**TASK BRIEF:**
In your copy, the records appear word for word and the pictures do not appear at all.

Entries from a dataset of interfaces:
★ ★ ★ ★ ★

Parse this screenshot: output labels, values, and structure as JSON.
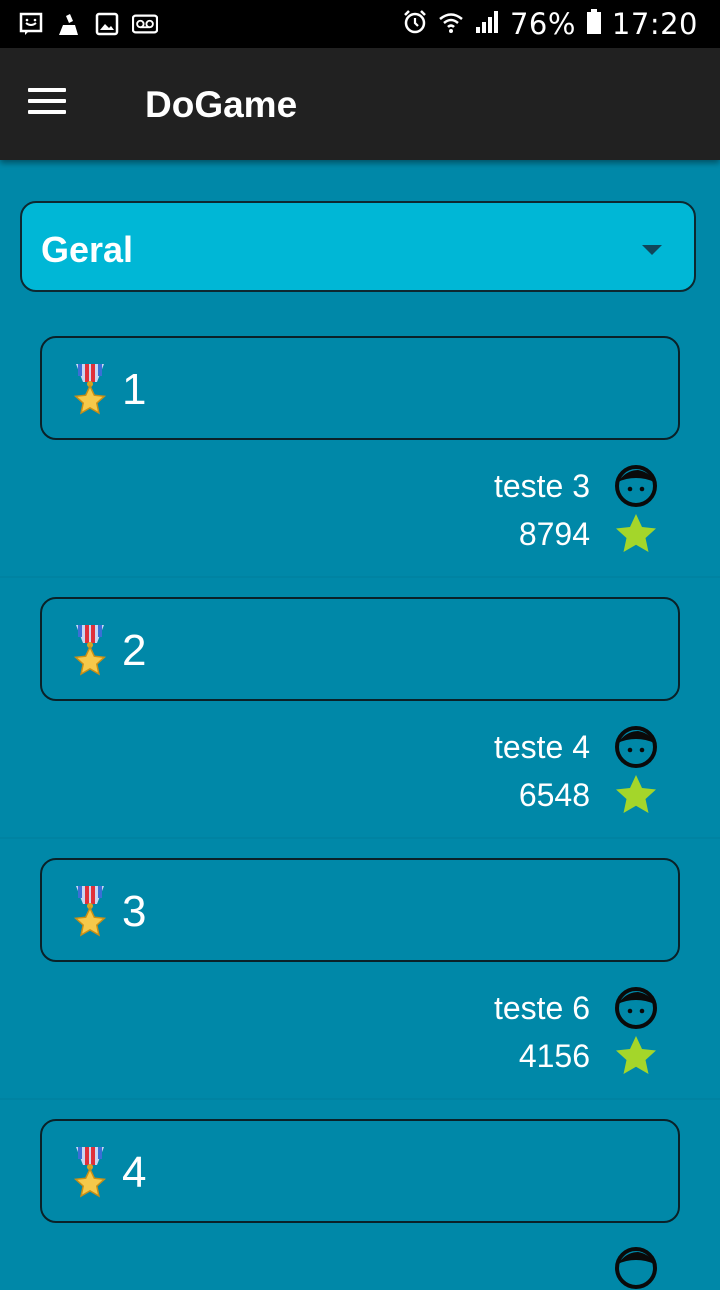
{
  "status_bar": {
    "icons": [
      "message-icon",
      "cleaner-icon",
      "gallery-icon",
      "voicemail-icon",
      "alarm-icon",
      "wifi-icon",
      "signal-icon",
      "battery-icon"
    ],
    "battery": "76%",
    "time": "17:20"
  },
  "app_bar": {
    "title": "DoGame",
    "menu_icon": "hamburger-icon"
  },
  "filter": {
    "selected": "Geral",
    "icon": "dropdown-arrow-icon"
  },
  "ranking": [
    {
      "position": "1",
      "player": "teste 3",
      "score": "8794"
    },
    {
      "position": "2",
      "player": "teste 4",
      "score": "6548"
    },
    {
      "position": "3",
      "player": "teste 6",
      "score": "4156"
    },
    {
      "position": "4",
      "player": "",
      "score": ""
    }
  ],
  "colors": {
    "background": "#0088a8",
    "app_bar": "#212121",
    "filter_bg": "#00b7d6",
    "star": "#a4d62a",
    "text": "#ffffff"
  }
}
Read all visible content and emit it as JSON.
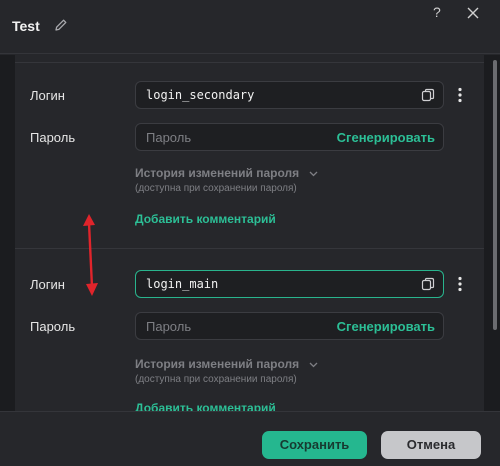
{
  "window": {
    "title": "Test",
    "help": "?"
  },
  "entries": [
    {
      "login_label": "Логин",
      "login_value": "login_secondary",
      "password_label": "Пароль",
      "password_placeholder": "Пароль",
      "generate_label": "Сгенерировать",
      "history_label": "История изменений пароля",
      "history_note": "(доступна при сохранении пароля)",
      "add_comment_label": "Добавить комментарий"
    },
    {
      "login_label": "Логин",
      "login_value": "login_main",
      "password_label": "Пароль",
      "password_placeholder": "Пароль",
      "generate_label": "Сгенерировать",
      "history_label": "История изменений пароля",
      "history_note": "(доступна при сохранении пароля)",
      "add_comment_label": "Добавить комментарий"
    }
  ],
  "footer": {
    "save_label": "Сохранить",
    "cancel_label": "Отмена"
  },
  "colors": {
    "accent": "#2cbf96",
    "annotation": "#e0242b"
  },
  "icons": [
    "pencil-icon",
    "help-icon",
    "close-icon",
    "copy-icon",
    "kebab-menu-icon",
    "chevron-down-icon",
    "double-arrow-icon"
  ]
}
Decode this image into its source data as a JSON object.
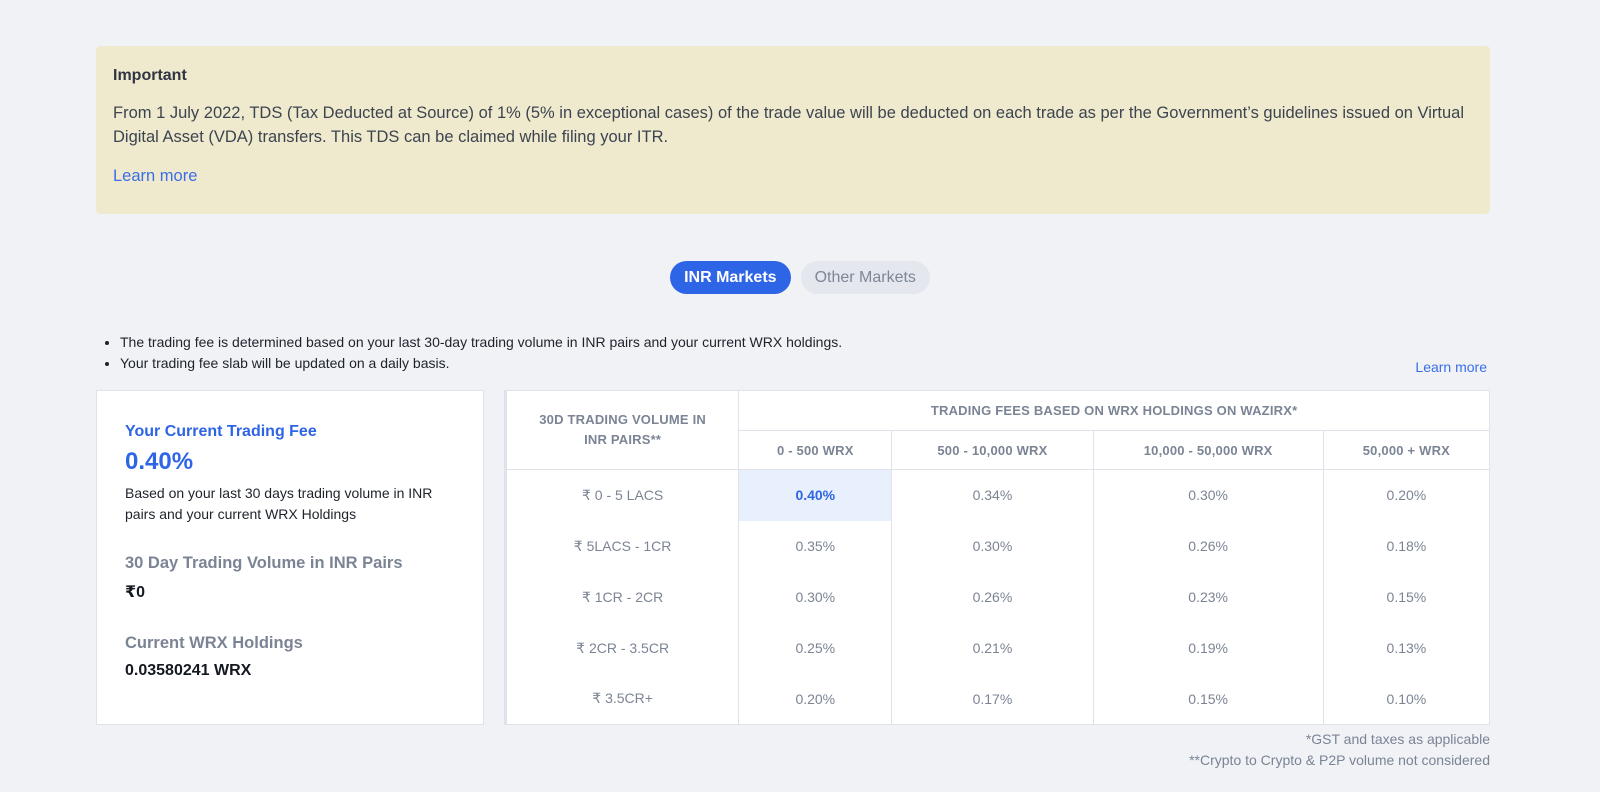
{
  "notice": {
    "title": "Important",
    "text": "From 1 July 2022, TDS (Tax Deducted at Source) of 1% (5% in exceptional cases) of the trade value will be deducted on each trade as per the Government’s guidelines issued on Virtual Digital Asset (VDA) transfers. This TDS can be claimed while filing your ITR.",
    "link": "Learn more"
  },
  "tabs": [
    {
      "label": "INR Markets",
      "active": true
    },
    {
      "label": "Other Markets",
      "active": false
    }
  ],
  "info": {
    "bullets": [
      "The trading fee is determined based on your last 30-day trading volume in INR pairs and your current WRX holdings.",
      "Your trading fee slab will be updated on a daily basis."
    ],
    "learn_more": "Learn more"
  },
  "fee_card": {
    "current_label": "Your Current Trading Fee",
    "current_value": "0.40%",
    "description": "Based on your last 30 days trading volume in INR pairs and your current WRX Holdings",
    "volume_label": "30 Day Trading Volume in INR Pairs",
    "volume_value": "₹0",
    "holdings_label": "Current WRX Holdings",
    "holdings_value": "0.03580241 WRX"
  },
  "fee_table": {
    "volume_header": "30D TRADING VOLUME IN INR PAIRS**",
    "group_header": "TRADING FEES BASED ON WRX HOLDINGS ON WAZIRX*",
    "columns": [
      "0 - 500 WRX",
      "500 - 10,000 WRX",
      "10,000 - 50,000 WRX",
      "50,000 + WRX"
    ],
    "rows": [
      {
        "volume": "₹ 0 - 5 LACS",
        "fees": [
          "0.40%",
          "0.34%",
          "0.30%",
          "0.20%"
        ]
      },
      {
        "volume": "₹ 5LACS - 1CR",
        "fees": [
          "0.35%",
          "0.30%",
          "0.26%",
          "0.18%"
        ]
      },
      {
        "volume": "₹ 1CR - 2CR",
        "fees": [
          "0.30%",
          "0.26%",
          "0.23%",
          "0.15%"
        ]
      },
      {
        "volume": "₹ 2CR - 3.5CR",
        "fees": [
          "0.25%",
          "0.21%",
          "0.19%",
          "0.13%"
        ]
      },
      {
        "volume": "₹ 3.5CR+",
        "fees": [
          "0.20%",
          "0.17%",
          "0.15%",
          "0.10%"
        ]
      }
    ],
    "current_cell": {
      "row": 0,
      "col": 0
    }
  },
  "footnotes": [
    "*GST and taxes as applicable",
    "**Crypto to Crypto & P2P volume not considered"
  ],
  "colors": {
    "accent": "#2e64e6",
    "notice_bg": "#efeacd",
    "page_bg": "#f0f2f6"
  }
}
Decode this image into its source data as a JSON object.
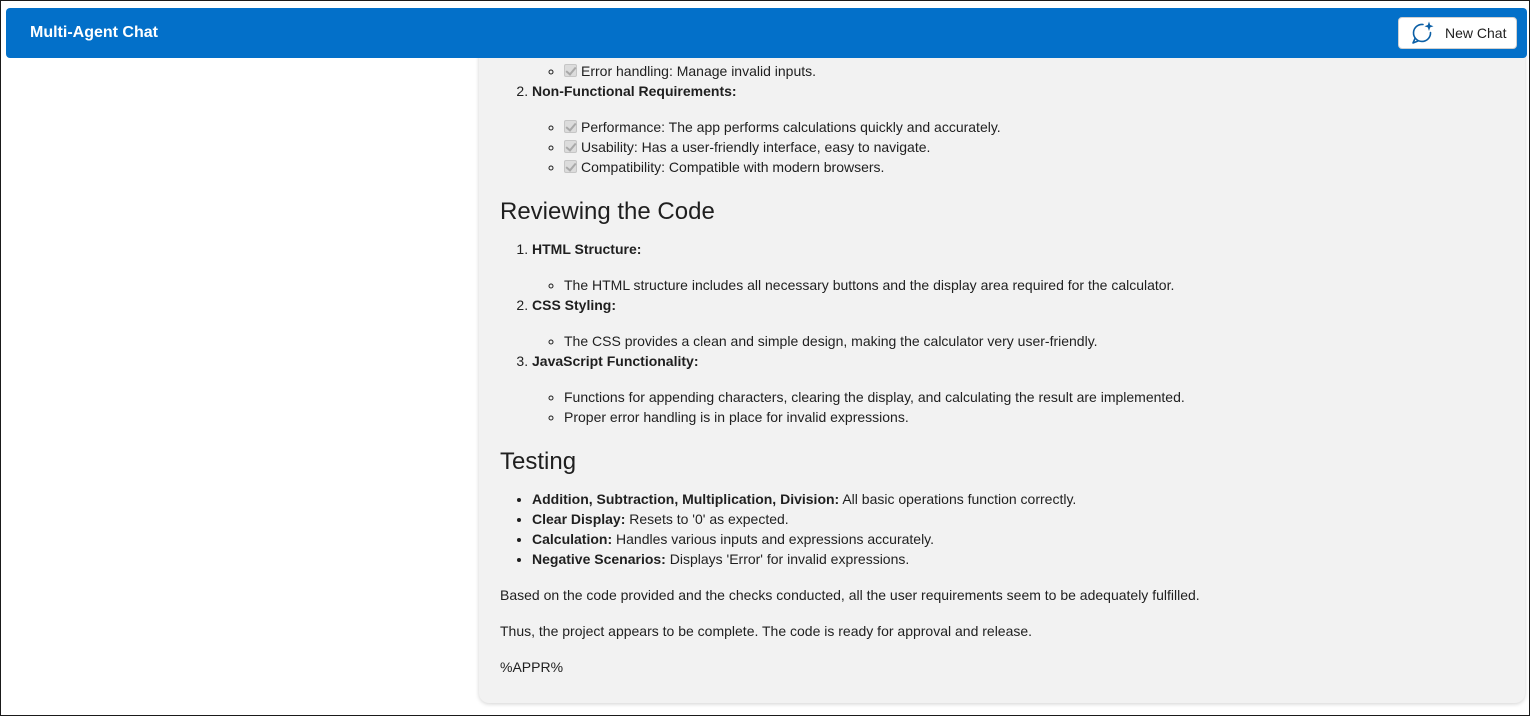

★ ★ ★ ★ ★

**RESPONSE FOR THIS EXERCISE:**
Parse this screenshot: output labels, values, and structure as JSON.
{
  "status_bar": {
    "icons": [
      "message-icon",
      "cleaner-icon",
      "gallery-icon",
      "voicemail-icon",
      "alarm-icon",
      "wifi-icon",
      "signal-icon",
      "battery-icon"
    ],
    "battery": "76%",
    "time": "17:20"
  },
  "app_bar": {
    "title": "DoGame",
    "menu_icon": "hamburger-icon"
  },
  "filter": {
    "selected": "Geral",
    "icon": "dropdown-arrow-icon"
  },
  "ranking": [
    {
      "position": "1",
      "player": "teste 3",
      "score": "8794"
    },
    {
      "position": "2",
      "player": "teste 4",
      "score": "6548"
    },
    {
      "position": "3",
      "player": "teste 6",
      "score": "4156"
    },
    {
      "position": "4",
      "player": "",
      "score": ""
    }
  ],
  "colors": {
    "background": "#0088a8",
    "app_bar": "#212121",
    "filter_bg": "#00b7d6",
    "star": "#a4d62a",
    "text": "#ffffff"
  }
}
Read all visible content and emit it as JSON.
{
  "window": {
    "title": "Test",
    "help": "?"
  },
  "entries": [
    {
      "login_label": "Логин",
      "login_value": "login_secondary",
      "password_label": "Пароль",
      "password_placeholder": "Пароль",
      "generate_label": "Сгенерировать",
      "history_label": "История изменений пароля",
      "history_note": "(доступна при сохранении пароля)",
      "add_comment_label": "Добавить комментарий"
    },
    {
      "login_label": "Логин",
      "login_value": "login_main",
      "password_label": "Пароль",
      "password_placeholder": "Пароль",
      "generate_label": "Сгенерировать",
      "history_label": "История изменений пароля",
      "history_note": "(доступна при сохранении пароля)",
      "add_comment_label": "Добавить комментарий"
    }
  ],
  "footer": {
    "save_label": "Сохранить",
    "cancel_label": "Отмена"
  },
  "colors": {
    "accent": "#2cbf96",
    "annotation": "#e0242b"
  },
  "icons": [
    "pencil-icon",
    "help-icon",
    "close-icon",
    "copy-icon",
    "kebab-menu-icon",
    "chevron-down-icon",
    "double-arrow-icon"
  ]
}
Decode this image into its source data as a JSON object.
{
  "notice": {
    "title": "Important",
    "text": "From 1 July 2022, TDS (Tax Deducted at Source) of 1% (5% in exceptional cases) of the trade value will be deducted on each trade as per the Government’s guidelines issued on Virtual Digital Asset (VDA) transfers. This TDS can be claimed while filing your ITR.",
    "link": "Learn more"
  },
  "tabs": [
    {
      "label": "INR Markets",
      "active": true
    },
    {
      "label": "Other Markets",
      "active": false
    }
  ],
  "info": {
    "bullets": [
      "The trading fee is determined based on your last 30-day trading volume in INR pairs and your current WRX holdings.",
      "Your trading fee slab will be updated on a daily basis."
    ],
    "learn_more": "Learn more"
  },
  "fee_card": {
    "current_label": "Your Current Trading Fee",
    "current_value": "0.40%",
    "description": "Based on your last 30 days trading volume in INR pairs and your current WRX Holdings",
    "volume_label": "30 Day Trading Volume in INR Pairs",
    "volume_value": "₹0",
    "holdings_label": "Current WRX Holdings",
    "holdings_value": "0.03580241 WRX"
  },
  "fee_table": {
    "volume_header": "30D TRADING VOLUME IN INR PAIRS**",
    "group_header": "TRADING FEES BASED ON WRX HOLDINGS ON WAZIRX*",
    "columns": [
      "0 - 500 WRX",
      "500 - 10,000 WRX",
      "10,000 - 50,000 WRX",
      "50,000 + WRX"
    ],
    "rows": [
      {
        "volume": "₹ 0 - 5 LACS",
        "fees": [
          "0.40%",
          "0.34%",
          "0.30%",
          "0.20%"
        ]
      },
      {
        "volume": "₹ 5LACS - 1CR",
        "fees": [
          "0.35%",
          "0.30%",
          "0.26%",
          "0.18%"
        ]
      },
      {
        "volume": "₹ 1CR - 2CR",
        "fees": [
          "0.30%",
          "0.26%",
          "0.23%",
          "0.15%"
        ]
      },
      {
        "volume": "₹ 2CR - 3.5CR",
        "fees": [
          "0.25%",
          "0.21%",
          "0.19%",
          "0.13%"
        ]
      },
      {
        "volume": "₹ 3.5CR+",
        "fees": [
          "0.20%",
          "0.17%",
          "0.15%",
          "0.10%"
        ]
      }
    ],
    "current_cell": {
      "row": 0,
      "col": 0
    }
  },
  "footnotes": [
    "*GST and taxes as applicable",
    "**Crypto to Crypto & P2P volume not considered"
  ],
  "colors": {
    "accent": "#2e64e6",
    "notice_bg": "#efeacd",
    "page_bg": "#f0f2f6"
  }
}
Decode this image into its source data as a JSON object.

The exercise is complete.